=== Entries supplied ===

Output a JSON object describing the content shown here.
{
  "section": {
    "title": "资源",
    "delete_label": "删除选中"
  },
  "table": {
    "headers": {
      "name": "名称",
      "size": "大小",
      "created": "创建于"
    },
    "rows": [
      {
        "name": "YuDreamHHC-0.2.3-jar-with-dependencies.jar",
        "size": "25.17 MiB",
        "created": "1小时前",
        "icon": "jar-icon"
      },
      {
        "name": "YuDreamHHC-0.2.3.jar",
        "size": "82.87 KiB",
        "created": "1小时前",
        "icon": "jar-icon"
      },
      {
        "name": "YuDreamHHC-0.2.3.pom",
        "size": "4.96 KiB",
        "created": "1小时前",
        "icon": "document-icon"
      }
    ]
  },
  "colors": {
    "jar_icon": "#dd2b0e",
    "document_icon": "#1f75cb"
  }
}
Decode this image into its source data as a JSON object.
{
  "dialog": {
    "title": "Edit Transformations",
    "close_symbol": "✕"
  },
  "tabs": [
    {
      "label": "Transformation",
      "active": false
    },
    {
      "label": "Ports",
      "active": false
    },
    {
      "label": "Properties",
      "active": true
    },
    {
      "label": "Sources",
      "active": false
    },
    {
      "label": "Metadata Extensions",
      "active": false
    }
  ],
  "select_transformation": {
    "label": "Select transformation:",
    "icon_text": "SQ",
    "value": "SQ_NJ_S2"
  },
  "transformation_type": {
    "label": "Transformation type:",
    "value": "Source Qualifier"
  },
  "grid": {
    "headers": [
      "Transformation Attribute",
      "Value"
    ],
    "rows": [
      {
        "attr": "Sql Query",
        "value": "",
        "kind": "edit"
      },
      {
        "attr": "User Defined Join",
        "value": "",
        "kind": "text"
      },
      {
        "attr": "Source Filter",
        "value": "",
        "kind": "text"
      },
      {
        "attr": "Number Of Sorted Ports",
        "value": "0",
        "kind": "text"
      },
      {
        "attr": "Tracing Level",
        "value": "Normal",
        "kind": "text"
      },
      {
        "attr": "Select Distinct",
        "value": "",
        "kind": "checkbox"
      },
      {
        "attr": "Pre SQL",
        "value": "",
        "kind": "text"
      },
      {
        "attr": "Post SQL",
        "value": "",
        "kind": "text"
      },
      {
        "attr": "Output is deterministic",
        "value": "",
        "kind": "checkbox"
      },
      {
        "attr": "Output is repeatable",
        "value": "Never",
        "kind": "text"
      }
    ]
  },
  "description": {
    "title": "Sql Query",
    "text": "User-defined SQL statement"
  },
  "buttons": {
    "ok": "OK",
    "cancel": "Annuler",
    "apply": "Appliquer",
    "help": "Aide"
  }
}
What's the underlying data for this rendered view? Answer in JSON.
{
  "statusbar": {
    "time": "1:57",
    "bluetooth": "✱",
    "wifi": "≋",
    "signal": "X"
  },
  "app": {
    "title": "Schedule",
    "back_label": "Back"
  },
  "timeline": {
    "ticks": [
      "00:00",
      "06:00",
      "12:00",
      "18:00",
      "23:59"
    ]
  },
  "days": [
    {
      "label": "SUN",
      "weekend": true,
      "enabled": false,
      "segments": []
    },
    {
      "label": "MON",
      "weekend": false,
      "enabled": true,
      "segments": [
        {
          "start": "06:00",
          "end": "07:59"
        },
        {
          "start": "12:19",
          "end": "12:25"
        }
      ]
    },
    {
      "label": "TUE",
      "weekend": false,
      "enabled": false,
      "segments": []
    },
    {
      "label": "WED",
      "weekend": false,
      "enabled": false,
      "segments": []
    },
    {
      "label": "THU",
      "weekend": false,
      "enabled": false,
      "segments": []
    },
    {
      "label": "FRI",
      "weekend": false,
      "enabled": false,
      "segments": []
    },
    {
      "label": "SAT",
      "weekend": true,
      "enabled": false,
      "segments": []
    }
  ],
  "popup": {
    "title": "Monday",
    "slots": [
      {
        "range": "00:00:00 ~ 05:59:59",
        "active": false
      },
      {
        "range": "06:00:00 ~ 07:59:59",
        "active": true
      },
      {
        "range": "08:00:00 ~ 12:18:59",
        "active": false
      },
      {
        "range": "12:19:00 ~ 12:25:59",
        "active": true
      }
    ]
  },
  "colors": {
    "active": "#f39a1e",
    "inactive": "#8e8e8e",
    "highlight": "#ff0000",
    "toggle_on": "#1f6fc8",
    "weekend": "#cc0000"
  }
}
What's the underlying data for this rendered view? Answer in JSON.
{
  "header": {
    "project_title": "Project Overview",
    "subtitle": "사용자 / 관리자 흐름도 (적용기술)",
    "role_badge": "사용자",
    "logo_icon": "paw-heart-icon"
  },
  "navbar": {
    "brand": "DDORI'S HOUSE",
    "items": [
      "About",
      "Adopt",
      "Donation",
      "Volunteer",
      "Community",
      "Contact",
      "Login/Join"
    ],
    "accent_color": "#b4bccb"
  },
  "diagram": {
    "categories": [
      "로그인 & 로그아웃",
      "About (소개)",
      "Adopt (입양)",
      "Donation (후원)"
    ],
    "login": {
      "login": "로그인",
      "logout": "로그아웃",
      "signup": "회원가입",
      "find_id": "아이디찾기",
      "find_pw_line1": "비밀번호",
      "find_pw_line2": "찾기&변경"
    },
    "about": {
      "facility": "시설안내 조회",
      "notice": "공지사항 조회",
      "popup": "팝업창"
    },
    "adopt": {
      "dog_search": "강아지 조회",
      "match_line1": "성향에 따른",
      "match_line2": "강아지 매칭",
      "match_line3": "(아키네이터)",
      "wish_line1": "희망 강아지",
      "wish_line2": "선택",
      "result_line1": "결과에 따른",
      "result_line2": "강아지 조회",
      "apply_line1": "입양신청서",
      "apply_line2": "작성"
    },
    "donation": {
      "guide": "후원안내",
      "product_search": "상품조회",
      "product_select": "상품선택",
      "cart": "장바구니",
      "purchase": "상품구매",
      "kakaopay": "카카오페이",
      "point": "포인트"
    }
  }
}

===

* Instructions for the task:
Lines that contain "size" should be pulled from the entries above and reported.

* Output for this exercise:
      "size": "大小",
        "size": "25.17 MiB",
        "size": "82.87 KiB",
        "size": "4.96 KiB",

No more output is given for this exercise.